Two studies are out that show how hasty movements into favored technological fixes for environmental problems can backfire.
At Argonne National Laboratories, researchers were looking into claims that have been primarily anecdotal, namely, that wind power doesn’t really reduce emissions much because its intermittent availability means that backup power has to be cycled up and down in response to the wind, which is inefficient. The researchers looked at whether or not wind power would achieve the greenhouse gas emission reductions expected of it, and the answer is, well, not really. Forbes reports:
Because the wind blows inconsistently, power companies would have to turn fossil-fuel plants on when windmills fall still.

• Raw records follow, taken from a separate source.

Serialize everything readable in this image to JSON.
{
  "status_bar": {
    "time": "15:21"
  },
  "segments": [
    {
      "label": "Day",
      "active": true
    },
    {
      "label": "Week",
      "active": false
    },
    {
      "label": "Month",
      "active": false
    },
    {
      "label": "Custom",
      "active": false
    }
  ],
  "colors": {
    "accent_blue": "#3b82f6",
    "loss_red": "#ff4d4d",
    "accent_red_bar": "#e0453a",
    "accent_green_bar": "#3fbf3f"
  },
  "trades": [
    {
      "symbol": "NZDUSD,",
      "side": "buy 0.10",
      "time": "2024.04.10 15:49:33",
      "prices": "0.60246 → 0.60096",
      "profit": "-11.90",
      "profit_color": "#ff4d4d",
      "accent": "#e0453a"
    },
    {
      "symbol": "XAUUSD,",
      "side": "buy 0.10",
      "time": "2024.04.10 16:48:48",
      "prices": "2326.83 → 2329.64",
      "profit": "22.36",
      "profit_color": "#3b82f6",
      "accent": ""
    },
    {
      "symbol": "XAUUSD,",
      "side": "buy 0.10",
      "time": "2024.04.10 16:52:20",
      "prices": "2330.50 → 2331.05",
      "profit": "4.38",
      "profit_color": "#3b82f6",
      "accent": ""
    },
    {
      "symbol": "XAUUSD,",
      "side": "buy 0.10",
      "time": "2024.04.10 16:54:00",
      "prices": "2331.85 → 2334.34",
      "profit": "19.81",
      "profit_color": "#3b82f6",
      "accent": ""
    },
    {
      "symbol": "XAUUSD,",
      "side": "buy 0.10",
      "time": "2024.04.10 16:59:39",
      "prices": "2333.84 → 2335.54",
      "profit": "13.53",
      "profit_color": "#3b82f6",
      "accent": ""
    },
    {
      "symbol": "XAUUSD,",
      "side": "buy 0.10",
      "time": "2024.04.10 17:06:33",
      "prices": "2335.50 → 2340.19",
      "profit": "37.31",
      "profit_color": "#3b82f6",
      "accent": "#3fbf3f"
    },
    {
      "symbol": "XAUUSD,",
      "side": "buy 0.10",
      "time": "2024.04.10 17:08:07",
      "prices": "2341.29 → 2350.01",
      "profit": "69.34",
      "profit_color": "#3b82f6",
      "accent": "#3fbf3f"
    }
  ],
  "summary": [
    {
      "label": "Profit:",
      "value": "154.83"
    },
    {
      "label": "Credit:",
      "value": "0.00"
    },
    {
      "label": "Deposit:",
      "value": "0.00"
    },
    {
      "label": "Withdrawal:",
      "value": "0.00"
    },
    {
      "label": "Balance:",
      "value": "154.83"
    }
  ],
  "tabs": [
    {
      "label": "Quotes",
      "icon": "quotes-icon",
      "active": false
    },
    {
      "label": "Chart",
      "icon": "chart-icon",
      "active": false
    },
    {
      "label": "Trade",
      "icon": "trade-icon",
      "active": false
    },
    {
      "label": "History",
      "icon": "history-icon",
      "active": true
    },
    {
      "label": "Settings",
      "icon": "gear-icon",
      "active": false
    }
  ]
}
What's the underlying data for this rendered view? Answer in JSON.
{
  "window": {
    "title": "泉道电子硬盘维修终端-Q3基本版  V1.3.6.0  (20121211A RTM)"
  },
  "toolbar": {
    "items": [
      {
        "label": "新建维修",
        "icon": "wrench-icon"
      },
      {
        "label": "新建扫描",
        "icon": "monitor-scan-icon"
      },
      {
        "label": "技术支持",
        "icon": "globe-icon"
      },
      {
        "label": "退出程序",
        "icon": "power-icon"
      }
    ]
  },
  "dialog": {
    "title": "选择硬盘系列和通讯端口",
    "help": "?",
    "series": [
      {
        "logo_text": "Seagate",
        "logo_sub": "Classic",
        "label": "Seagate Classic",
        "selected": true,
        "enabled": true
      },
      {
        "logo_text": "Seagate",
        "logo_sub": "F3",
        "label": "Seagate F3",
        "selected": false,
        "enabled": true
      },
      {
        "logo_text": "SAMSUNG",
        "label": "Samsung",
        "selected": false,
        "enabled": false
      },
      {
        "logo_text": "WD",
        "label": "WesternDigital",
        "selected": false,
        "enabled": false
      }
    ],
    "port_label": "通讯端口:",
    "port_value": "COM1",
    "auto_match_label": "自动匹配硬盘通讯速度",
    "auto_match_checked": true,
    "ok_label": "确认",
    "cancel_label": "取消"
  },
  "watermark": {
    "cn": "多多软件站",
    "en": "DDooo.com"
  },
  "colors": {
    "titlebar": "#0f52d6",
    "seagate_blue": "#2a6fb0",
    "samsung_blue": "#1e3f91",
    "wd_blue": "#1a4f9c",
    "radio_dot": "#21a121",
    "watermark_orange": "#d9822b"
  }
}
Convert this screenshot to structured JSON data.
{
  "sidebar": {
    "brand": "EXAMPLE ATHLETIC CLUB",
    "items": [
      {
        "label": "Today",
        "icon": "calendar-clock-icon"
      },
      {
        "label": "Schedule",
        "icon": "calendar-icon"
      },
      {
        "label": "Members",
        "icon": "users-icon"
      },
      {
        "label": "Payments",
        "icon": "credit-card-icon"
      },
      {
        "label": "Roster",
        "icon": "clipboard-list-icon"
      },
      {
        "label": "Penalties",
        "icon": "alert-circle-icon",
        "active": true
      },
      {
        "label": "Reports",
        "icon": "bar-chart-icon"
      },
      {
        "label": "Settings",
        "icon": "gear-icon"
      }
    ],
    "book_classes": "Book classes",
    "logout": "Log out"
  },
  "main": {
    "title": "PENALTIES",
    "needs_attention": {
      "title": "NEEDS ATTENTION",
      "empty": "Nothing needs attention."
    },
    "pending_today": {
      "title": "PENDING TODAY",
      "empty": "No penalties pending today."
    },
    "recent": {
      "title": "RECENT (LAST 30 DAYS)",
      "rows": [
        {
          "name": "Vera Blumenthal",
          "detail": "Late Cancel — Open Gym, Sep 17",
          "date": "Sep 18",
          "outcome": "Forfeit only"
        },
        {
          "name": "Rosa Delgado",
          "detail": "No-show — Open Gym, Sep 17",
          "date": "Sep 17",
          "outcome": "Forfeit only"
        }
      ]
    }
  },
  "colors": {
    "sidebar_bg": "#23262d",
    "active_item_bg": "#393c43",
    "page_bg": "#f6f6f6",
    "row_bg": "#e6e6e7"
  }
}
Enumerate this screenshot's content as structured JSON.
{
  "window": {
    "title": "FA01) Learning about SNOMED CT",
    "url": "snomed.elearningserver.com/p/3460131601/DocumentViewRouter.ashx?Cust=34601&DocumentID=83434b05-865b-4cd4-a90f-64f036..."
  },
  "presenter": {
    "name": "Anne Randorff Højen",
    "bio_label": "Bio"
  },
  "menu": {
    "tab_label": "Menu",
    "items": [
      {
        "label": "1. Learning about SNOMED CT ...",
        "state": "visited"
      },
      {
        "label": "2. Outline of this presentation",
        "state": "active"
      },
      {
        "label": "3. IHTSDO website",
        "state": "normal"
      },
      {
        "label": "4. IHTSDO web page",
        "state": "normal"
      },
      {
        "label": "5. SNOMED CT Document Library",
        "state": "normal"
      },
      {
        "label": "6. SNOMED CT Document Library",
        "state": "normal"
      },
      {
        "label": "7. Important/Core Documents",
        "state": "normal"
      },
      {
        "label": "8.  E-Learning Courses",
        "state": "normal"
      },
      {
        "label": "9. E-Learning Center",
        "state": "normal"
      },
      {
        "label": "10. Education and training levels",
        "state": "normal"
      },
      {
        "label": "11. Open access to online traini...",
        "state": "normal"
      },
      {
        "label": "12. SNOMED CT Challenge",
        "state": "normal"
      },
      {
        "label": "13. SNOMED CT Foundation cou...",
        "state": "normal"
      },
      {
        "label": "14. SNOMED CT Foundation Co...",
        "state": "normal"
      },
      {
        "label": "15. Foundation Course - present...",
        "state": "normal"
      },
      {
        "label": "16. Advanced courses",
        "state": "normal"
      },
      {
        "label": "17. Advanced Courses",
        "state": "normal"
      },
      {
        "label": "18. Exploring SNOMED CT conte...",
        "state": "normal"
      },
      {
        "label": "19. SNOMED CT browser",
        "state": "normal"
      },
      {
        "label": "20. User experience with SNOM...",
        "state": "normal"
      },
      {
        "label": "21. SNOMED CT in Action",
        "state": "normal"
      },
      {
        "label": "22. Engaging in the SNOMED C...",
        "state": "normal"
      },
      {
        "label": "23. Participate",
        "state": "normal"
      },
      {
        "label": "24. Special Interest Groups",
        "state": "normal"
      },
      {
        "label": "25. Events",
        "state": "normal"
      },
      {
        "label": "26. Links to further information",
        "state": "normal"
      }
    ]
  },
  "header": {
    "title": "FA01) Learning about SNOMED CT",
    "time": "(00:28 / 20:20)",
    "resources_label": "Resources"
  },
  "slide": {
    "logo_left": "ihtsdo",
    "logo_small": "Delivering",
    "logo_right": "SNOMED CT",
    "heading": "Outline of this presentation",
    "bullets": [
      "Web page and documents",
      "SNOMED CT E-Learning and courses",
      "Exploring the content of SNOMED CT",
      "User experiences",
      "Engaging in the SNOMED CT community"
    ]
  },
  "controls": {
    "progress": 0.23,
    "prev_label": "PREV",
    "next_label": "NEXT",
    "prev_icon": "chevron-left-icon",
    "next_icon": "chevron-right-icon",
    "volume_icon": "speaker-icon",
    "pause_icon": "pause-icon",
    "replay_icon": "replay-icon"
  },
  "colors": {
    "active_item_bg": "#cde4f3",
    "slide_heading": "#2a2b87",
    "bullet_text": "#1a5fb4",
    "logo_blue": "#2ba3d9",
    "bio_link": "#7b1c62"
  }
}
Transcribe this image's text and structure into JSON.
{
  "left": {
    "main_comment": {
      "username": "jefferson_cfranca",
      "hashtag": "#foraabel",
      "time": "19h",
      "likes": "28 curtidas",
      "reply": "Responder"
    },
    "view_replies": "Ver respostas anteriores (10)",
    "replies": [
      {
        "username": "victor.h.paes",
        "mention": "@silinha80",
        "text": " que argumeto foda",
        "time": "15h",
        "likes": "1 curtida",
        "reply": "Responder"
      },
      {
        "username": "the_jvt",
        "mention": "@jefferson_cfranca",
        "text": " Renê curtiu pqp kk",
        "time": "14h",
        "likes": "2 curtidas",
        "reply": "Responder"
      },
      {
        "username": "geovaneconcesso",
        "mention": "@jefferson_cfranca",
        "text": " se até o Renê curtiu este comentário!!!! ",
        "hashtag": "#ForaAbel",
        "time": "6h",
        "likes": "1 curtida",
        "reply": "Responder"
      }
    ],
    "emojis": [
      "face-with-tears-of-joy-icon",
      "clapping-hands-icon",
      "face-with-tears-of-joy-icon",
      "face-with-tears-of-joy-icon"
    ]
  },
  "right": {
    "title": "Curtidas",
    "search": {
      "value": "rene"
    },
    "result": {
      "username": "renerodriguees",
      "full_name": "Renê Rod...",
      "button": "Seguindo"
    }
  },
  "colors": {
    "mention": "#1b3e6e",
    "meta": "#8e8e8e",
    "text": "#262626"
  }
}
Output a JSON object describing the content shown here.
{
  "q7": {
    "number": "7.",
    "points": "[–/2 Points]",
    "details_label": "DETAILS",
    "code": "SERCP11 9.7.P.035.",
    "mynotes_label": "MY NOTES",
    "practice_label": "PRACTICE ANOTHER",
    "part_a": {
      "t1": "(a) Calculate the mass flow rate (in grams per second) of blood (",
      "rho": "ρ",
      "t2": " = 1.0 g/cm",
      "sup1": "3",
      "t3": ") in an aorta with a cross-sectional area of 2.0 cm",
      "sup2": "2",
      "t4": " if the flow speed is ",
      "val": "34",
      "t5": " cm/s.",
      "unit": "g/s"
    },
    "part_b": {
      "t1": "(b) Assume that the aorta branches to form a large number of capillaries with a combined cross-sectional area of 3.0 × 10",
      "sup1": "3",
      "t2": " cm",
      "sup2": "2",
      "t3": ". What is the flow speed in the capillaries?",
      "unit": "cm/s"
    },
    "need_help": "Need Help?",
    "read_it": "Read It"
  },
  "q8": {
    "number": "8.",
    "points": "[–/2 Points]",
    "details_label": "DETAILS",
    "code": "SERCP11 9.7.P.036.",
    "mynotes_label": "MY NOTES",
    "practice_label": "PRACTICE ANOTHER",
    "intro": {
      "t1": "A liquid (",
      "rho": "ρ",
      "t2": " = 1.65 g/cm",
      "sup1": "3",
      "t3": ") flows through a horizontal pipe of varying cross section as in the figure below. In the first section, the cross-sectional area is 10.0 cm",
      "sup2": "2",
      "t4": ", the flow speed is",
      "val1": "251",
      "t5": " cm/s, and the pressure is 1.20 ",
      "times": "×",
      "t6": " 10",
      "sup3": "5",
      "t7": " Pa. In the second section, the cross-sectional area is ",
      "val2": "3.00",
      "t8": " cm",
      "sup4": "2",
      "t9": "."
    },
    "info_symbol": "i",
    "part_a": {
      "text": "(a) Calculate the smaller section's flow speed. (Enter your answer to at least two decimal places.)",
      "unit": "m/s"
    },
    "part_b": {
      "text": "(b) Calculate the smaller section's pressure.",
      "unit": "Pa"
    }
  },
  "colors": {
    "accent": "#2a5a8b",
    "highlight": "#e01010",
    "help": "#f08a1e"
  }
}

Turning fossil-fuel plants on and off adds inefficiencies, producing carbon emissions just to heat up boilers before energy production can begin.
“Turning these large plants on and off is inefficient. A certain percentage of the energy goes into just heating up the boilers again,” said Lauren Valentino, one of the authors of the study, which was published in the journal Environmental Science and Technology.
The wind is fickle, who knew?
And solar isn’t looking quite like the pain-free panacea it was promised to be. Digital Journal reports that:
Solar cells do not offset greenhouse gases or curb fossil fuel use in the United States according to a new environmental book, Green Illusions (June 2012, University of Nebraska Press), written by University of California-Berkeley visiting scholar Ozzie Zehner. Green Illusions explains how the solar industry has grown to become one of the leading emitters of hexafluoroethane (C2F6), nitrogen trifluoride (NF3), and sulfur hexafluoride (SF6). These three potent greenhouse gases, used by solar cell fabricators, make carbon dioxide (CO2) seem harmless. Hexafluoroethane has a global warming potential that is 12,000 times higher than CO2, according to the Intergovernmental Panel on Climate Change (IPCC). It is 100 percent manufactured by humans, and survives 10,000 years once released into the atmosphere. Nitrogen trifluoride is 17,000 times more virulent than CO2, and SF6, the most treacherous greenhouse gas, is over 23,000 times more threatening.
So there’s also no such thing as a free lunch. Amazing.